From gray but leafy walls, where Ruin greenly dwells.
The Rhine continued to be a popular tourist destination, and so it is not surprising to find the most iconic Victorian tourists, Richard Doyle’s Brown, Jones, and Robinson, the trio he created for a series in Punch, enjoying the sights along the banks of the Rhine as well – or at least, they try to.
And tourists still pour into the Upper Middle Rhine Valley to admire the beautiful scenery of green hills and vineyards, to gaze in wonder at the many castles and ruins (not all of them medieval, btw), and to get shoved about by other tourists in the famous Drosselgasse in Rüdesheim.
But if you look closer, if you look beyond the pretty scenery and nice castles, you’ll soon find that the ravages of time haven’t spared this valley: It’s part of one of Europe’s major transport routes, and hundreds of trains rattle through the valley each day – with the noise being amplified by the hills on either side of the river. Indeed, the noise and the shaking and rattling has become so bad that cracks have appeared in some of the houses in the valley and people have started to move away. And it’s not just the trains: there are also surface quarries which have changed the face of the valley forever.
To explore this area, with all its history, its legends (Remember that story from Castle of the Wolf, about the Mouse Tower of Bingen and the bishop who got eaten up by mice? – Yeah, we’re talking about that kind of legend *g*), and all its problems will certainly be a fascinating project for whoever gets to move into Castle Sooneck (and yes, of course, I’m going to apply for the job!)

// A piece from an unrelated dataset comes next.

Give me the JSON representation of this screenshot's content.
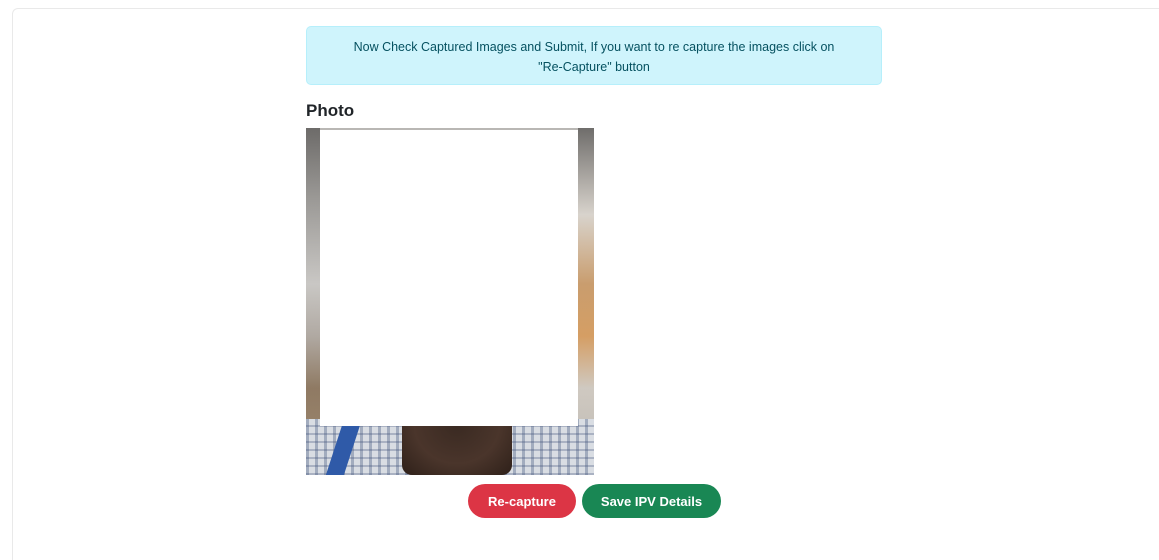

Went to the supermarket yesterday and they had these boxes of lovely green pears. Green pears always remind me of the IASPR conference in Brussels, where I discovered (much to my surprise) that I actually like pears (as long as they don’t taste too much like pears *g*).
Quick sketch before I sat down and started grading this morning.

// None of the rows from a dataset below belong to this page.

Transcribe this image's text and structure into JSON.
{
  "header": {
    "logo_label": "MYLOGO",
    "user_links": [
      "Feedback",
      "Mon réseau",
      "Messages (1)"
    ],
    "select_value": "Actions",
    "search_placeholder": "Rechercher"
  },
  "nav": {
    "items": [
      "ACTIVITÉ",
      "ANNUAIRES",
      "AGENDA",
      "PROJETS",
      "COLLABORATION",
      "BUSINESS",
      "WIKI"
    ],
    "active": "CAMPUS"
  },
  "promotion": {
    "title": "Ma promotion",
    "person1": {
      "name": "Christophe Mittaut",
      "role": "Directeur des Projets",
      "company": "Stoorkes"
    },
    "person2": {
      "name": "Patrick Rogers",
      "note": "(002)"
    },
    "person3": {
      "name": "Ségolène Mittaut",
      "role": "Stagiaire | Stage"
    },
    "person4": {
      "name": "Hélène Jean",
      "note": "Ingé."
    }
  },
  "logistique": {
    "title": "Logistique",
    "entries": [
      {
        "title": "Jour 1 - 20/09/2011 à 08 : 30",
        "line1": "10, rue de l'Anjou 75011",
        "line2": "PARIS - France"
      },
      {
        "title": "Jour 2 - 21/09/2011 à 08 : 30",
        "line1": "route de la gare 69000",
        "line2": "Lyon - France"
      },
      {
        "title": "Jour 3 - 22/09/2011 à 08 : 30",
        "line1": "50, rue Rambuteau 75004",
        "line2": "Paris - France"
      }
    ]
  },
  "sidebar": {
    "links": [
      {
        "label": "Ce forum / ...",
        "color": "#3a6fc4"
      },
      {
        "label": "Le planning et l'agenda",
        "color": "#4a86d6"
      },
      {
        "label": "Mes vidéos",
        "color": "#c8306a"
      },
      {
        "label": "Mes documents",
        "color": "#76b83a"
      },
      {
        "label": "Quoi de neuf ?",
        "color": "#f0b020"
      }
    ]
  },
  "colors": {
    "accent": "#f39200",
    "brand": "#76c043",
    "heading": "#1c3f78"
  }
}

Today I’m on Risky Regencies (I’m now a regular blogger there and post every other Wednesday) talking about my visit to the Saalburg, a reconstructed Roman fort, last weekend.
What does Mary Poppins have to do with the Saalburg museum, the novels of Rosemary Sutcliff, and my penchant for collecting tea sets? Find out on Risky Regencies!